Resveratrol is powerful phytoalexin, a group of naturally occurring antimicrobial and antioxidant compounds produced by plants, that can be found in red wine, raw cacao, pistachios, peanuts, and dark berries such as red grapes, blueberries and muscadines. Like other antioxidants, resveratrol can help the body to fight and repair cellular damage.
Research over the past decade has indicated that resveratrol could promote heart health and may also possess anticancer and anti-inflammatory effects. Adding to its growing list of health benefits, a recent batch of studies suggests that resveratrol may repair and protect from damage to both muscle fibers and neural synapses brought upon by aging.
According to Dr. Gregorio Valdez, assistant professor at Virginia Tech and author of one such study, “we all slow down as we get older. Gait, balance issues, and impaired motor coordination contribute to health problems, accidents, lack of mobility and a lower quality of life. We work on identifying molecular changes that slow down motor deficits that occur with aging. I believe that we are getting closer to tapping into mechanisms to slow age-induced degeneration of neuronal circuits.”

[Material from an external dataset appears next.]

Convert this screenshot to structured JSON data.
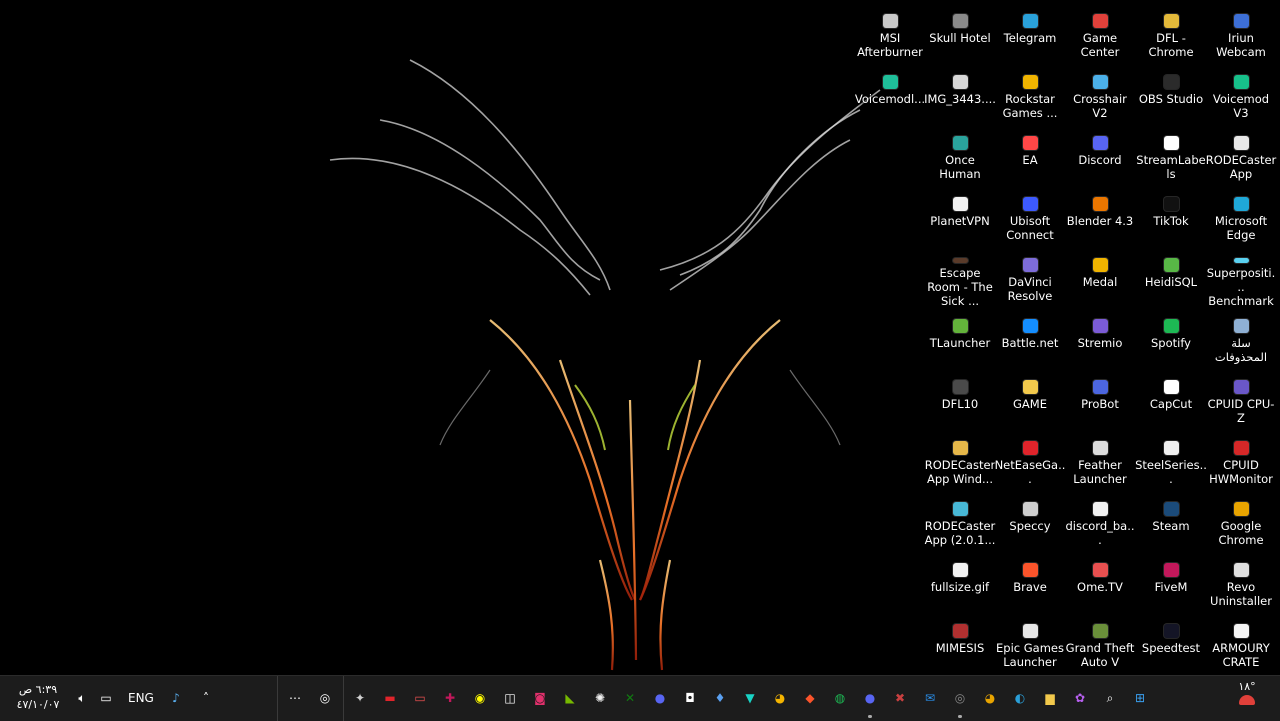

Resveratrol Promotes Healthy Aging of Muscle Fibers
After reaching middle age, most adults will begin to lose an average of three percent of their muscle mass, strength and endurance each year. This age-related decline in muscular function referred to as sarcopenia greatly affects quality of life and may decrease life expectancy. According to recent research, resveratrol may both repair and protect against such muscular degeneration.
Regular exercise helps slow the loss of muscle mass but may also lead to muscle damage and joint pain in an already stressed body. Resveratrol has been shown in numerous studies to ease joint pain, reduce inflammation and repair the cartilage breakdown associated with arthritis. A new study out of Australia shows resveratrol is also beneficial in this way to the skeletal muscles. The team’s findings echo other research exhibiting how the administration of resveratrol greatly increases aerobic performance and both prevents and repairs damage to muscles that results from exercising.
Reduced blood flow due to age can be both a symptom of and contributing factor to muscular decline. A study led by researchers from Harvard and published in Cell found that resveratrol activates the same genes that normally respond to diet and exercise, healing the vascular system, improving blood flow and increasing endurance in elderly mice.
Muscle atrophy, a partial or complete wasting away of muscle tissue, can result from sarcopenia, inactivity, as well as neuromuscular disease. A research paper recently published in the International Journal of Medical Sciences examined the adaptive changes in muscles after inducing sciatic nerve damage in mice that were fed either a normal diet or a resveratrol-supplemented diet. Their research showed that resveratrol “significantly prevents” muscle atrophy.
Resveratrol Protects the Brain From the Effects of Aging
Skeletal muscles aren’t the only form of atrophy that resveratrol may prevent. Cerebral atrophy and the degradation of neuronal synapses are typical effects of the aging process and can ultimately lead to cognitive decline and memory problems as well as provoke interference with the body’s ability to deal with stress. Research shows resveratrol possesses several significant neuroprotective benefits.
Previous research has indicated that proper diet and exercise can help to neuronal synapses from the typical wear and tear of aging. In one study published in The Journals of Gerontology, researchers discovered that resveratrol has many of the same neuroprotective benefits of combining a low-calorie diet with regular exercise.
Other studies also seem to suggest that resveratrol may help to slow down age-related cognitive decline, protecting from and repairing damage done to the brain. Several studies indicate that the neuroprotective effects of resveratrol may make it a useful therapy for those suffering from cognitive disorders such as dementia and Alzheimer’s.
Dr. Valdez concludes that for researchers, “the next step is to identify the mechanism that enables resveratrol to protect synapses. If we know the mechanism, we can modify resveratrol or look for other molecules that are more effective at protecting the synapses.”
Don’t Raise Your Wine Glass Just Yet
While resveratrol shows great potential, experts do caution that because of the relatively low concentrations of resveratrol found in food sources such as wine, people would not likely see the same massive neuroprotective benefits exhibited in the mice studies.
According to Valdez, “in wine, resveratrol is in such small amounts you could not drink enough of it in your life to have the benefits we found in mice given resveratrol. These studies are in mice and I would caution anyone from blasting their bodies with resveratrol in any form.”